Figure 4. Appropriate DIP switches are placed in the ON position.


The complete electronic circuit schematic diagram of the I/O devices to be electrically wired to the Freenove Control Board is shown in Figure 5. With the appropriate DIP switches placed in the ON position, these electronic subcircuits will be operational once the OpenPLC ladder diagram program is uploaded to the control board. Opening the DIP switches will prevent the correct operation of the OpenPLC ladder diagram program from occurring. The next step in the OpenPLC control application project is building the ladder diagram program 

count down counter electronic circuit schematic diagram

Figure 5The CTD counter electronic circuit schematic diagram.


Equivalent Breadboard Circuit

For those who do not have the Freenove Project Kit, this circuit can easily be constructed with two switches and two outputs. For this example, to maintain consistency, the same pin address connections will be used as in Figure 5. 


breadboard equivalent of Freenove Project Kit

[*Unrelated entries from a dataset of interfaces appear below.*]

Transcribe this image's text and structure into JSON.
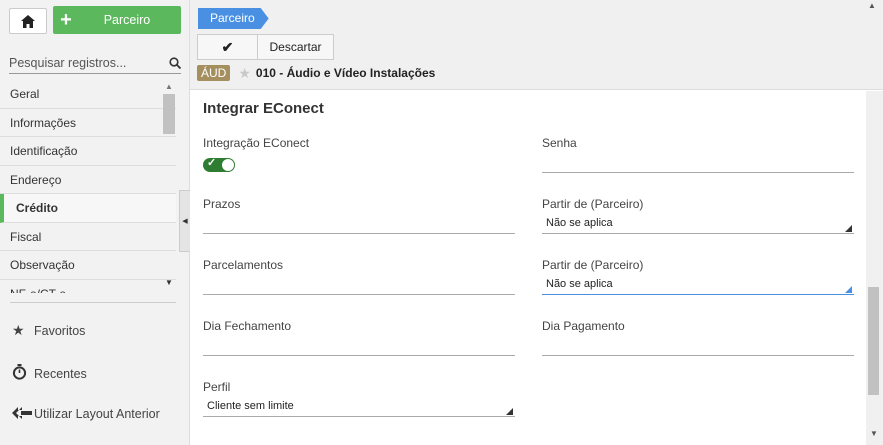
{
  "sidebar": {
    "add_button_label": "Parceiro",
    "search_placeholder": "Pesquisar registros...",
    "items": [
      {
        "label": "Geral"
      },
      {
        "label": "Informações"
      },
      {
        "label": "Identificação"
      },
      {
        "label": "Endereço"
      },
      {
        "label": "Crédito"
      },
      {
        "label": "Fiscal"
      },
      {
        "label": "Observação"
      },
      {
        "label": "NF-e/CT-e"
      }
    ],
    "active_item": "Crédito",
    "favorites_label": "Favoritos",
    "recents_label": "Recentes",
    "layout_label": "Utilizar Layout Anterior"
  },
  "header": {
    "breadcrumb": "Parceiro",
    "discard_label": "Descartar",
    "badge": "ÁUD",
    "record_title": "010 - Áudio e Vídeo Instalações"
  },
  "form": {
    "section_title": "Integrar EConect",
    "integracao_label": "Integração EConect",
    "integracao_enabled": true,
    "senha_label": "Senha",
    "senha_value": "",
    "prazos_label": "Prazos",
    "prazos_value": "",
    "partir1_label": "Partir de (Parceiro)",
    "partir1_value": "Não se aplica",
    "parcelamentos_label": "Parcelamentos",
    "parcelamentos_value": "",
    "partir2_label": "Partir de (Parceiro)",
    "partir2_value": "Não se aplica",
    "dia_fechamento_label": "Dia Fechamento",
    "dia_pagamento_label": "Dia Pagamento",
    "perfil_label": "Perfil",
    "perfil_value": "Cliente sem limite"
  },
  "colors": {
    "accent_green": "#5cb85c",
    "toggle_green": "#2e7d32",
    "breadcrumb_blue": "#4a90e2",
    "badge_brown": "#a58f5e"
  }
}
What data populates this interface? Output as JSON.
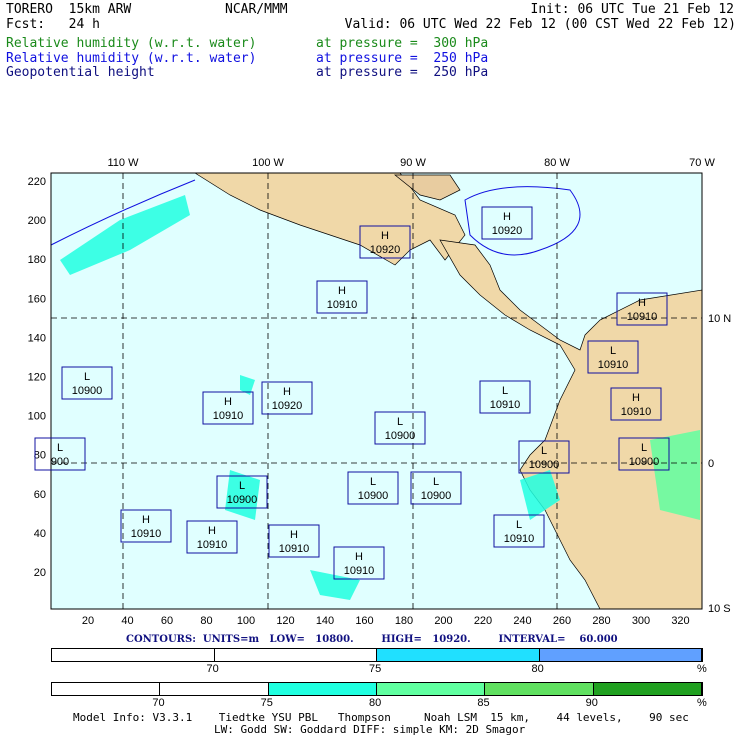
{
  "header": {
    "model": "TORERO  15km ARW",
    "org": "NCAR/MMM",
    "init": "Init: 06 UTC Tue 21 Feb 12",
    "fcst": "Fcst:   24 h",
    "valid": "Valid: 06 UTC Wed 22 Feb 12 (00 CST Wed 22 Feb 12)"
  },
  "fields": [
    {
      "name": "Relative humidity (w.r.t. water)",
      "level": "at pressure =  300 hPa",
      "color": "#1a8a1a"
    },
    {
      "name": "Relative humidity (w.r.t. water)",
      "level": "at pressure =  250 hPa",
      "color": "#1010e0"
    },
    {
      "name": "Geopotential height",
      "level": "at pressure =  250 hPa",
      "color": "#101080"
    }
  ],
  "map": {
    "lon_labels": [
      "110 W",
      "100 W",
      "90 W",
      "80 W",
      "70 W"
    ],
    "lat_labels": [
      "10 N",
      "0",
      "10 S"
    ],
    "y_ticks": [
      "220",
      "200",
      "180",
      "160",
      "140",
      "120",
      "100",
      "80",
      "60",
      "40",
      "20"
    ],
    "x_ticks": [
      "20",
      "40",
      "60",
      "80",
      "100",
      "120",
      "140",
      "160",
      "180",
      "200",
      "220",
      "240",
      "260",
      "280",
      "300",
      "320"
    ],
    "centers": [
      {
        "type": "H",
        "value": "10920"
      },
      {
        "type": "H",
        "value": "10920"
      },
      {
        "type": "H",
        "value": "10910"
      },
      {
        "type": "H",
        "value": "10910"
      },
      {
        "type": "L",
        "value": "10910"
      },
      {
        "type": "L",
        "value": "10900"
      },
      {
        "type": "H",
        "value": "10920"
      },
      {
        "type": "H",
        "value": "10910"
      },
      {
        "type": "L",
        "value": "10910"
      },
      {
        "type": "H",
        "value": "10910"
      },
      {
        "type": "L",
        "value": "10900"
      },
      {
        "type": "L",
        "value": "900"
      },
      {
        "type": "L",
        "value": "10900"
      },
      {
        "type": "L",
        "value": "10900"
      },
      {
        "type": "L",
        "value": "10900"
      },
      {
        "type": "L",
        "value": "10900"
      },
      {
        "type": "L",
        "value": "10900"
      },
      {
        "type": "H",
        "value": "10910"
      },
      {
        "type": "H",
        "value": "10910"
      },
      {
        "type": "H",
        "value": "10910"
      },
      {
        "type": "L",
        "value": "10910"
      },
      {
        "type": "H",
        "value": "10910"
      }
    ]
  },
  "contours": "CONTOURS:  UNITS=m   LOW=   10800.        HIGH=   10920.        INTERVAL=    60.000",
  "legend1": {
    "labels": [
      "70",
      "75",
      "80"
    ],
    "unit": "%",
    "colors": [
      "#ffffff",
      "#ffffff",
      "#20e0ff",
      "#60a0ff"
    ]
  },
  "legend2": {
    "labels": [
      "70",
      "75",
      "80",
      "85",
      "90"
    ],
    "unit": "%",
    "colors": [
      "#ffffff",
      "#ffffff",
      "#20ffe0",
      "#60ffa0",
      "#60e060",
      "#20a020"
    ]
  },
  "model_info": [
    "Model Info: V3.3.1    Tiedtke YSU PBL   Thompson     Noah LSM  15 km,    44 levels,    90 sec",
    "LW: Godd SW: Goddard DIFF: simple KM: 2D Smagor"
  ]
}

Figure 6. Breadboard equivalent, with input switches connected to D2 and D3, output LEDs connected to D7 and D13.


OpenPLC CTD Counter Control Circuit

The Tag listing for the OpenPLC CTD counter control application is shown in Figure 7. The tag listing provides the digital I/O addresses for the external switches and output control devices wired to the Freenove Control board. Notice that the Load value and the Preset value have a 5 as the initial number. This low numeric value will demonstrate the CTD FB’s counting function quickly.


Count Down counter application tag listing

Figure 7. CTD counter application tag listing.


OpenPLC CTD Counter Ladder Diagram Program

The OpenPLC CTD ladder diagram shown in Figure 8 below is the IEC 61131-3 equivalent program to Figure 2. 

To include the CTD FB, select the FB icon within the OpenPLC top taskbar. Select a location on the OpenPLC ladder diagram editor. The function block window will appear; select the CTD FB from the various listing of counters.

The use of normally closed (NC) contacts in the diagram below is due to the fact that the Freenove inputs are normally closed themselves. If you are building this project using breadboard switches, normally open (NO) switches would be the correct choice to use.


OpenPLC CTD Counter control ladder diagram application

Figure 8. OpenPLC CTD counter control ladder diagram application


Figure 9 illustrates the steps to obtaining the CTD FB within the OpenPLC taskbar.


CTD FB placement

Figure 9. The placement of the CTD FB.


With the CTD FB placed on the OpenPLC ladder diagram editor, upload the software to the Freenove Control board. Now you can test the operation of the control application using the SoE provided on the ladder diagram shown in Figure 8. Here is a video clip illustrating the steps and the operation of the count down counter control application. 



Next time, exploring up counters using the Count Up (CTU) FB will be presented.



Interactive Quiz: FPK Start-Stop Control LD Program Solution

Use address %QX0.3 to operate the Blue LED with the Start-Stop Control LD program.


Technical Quiz: Solution

Switches S1 and S2 are digital inverted logic switches. To ensure a binary logic 1 (+5V) is presented when pressing the switches, the inverted or negated bit instructions will provide properly aligned control signals for the correct Start-Stop logic operation.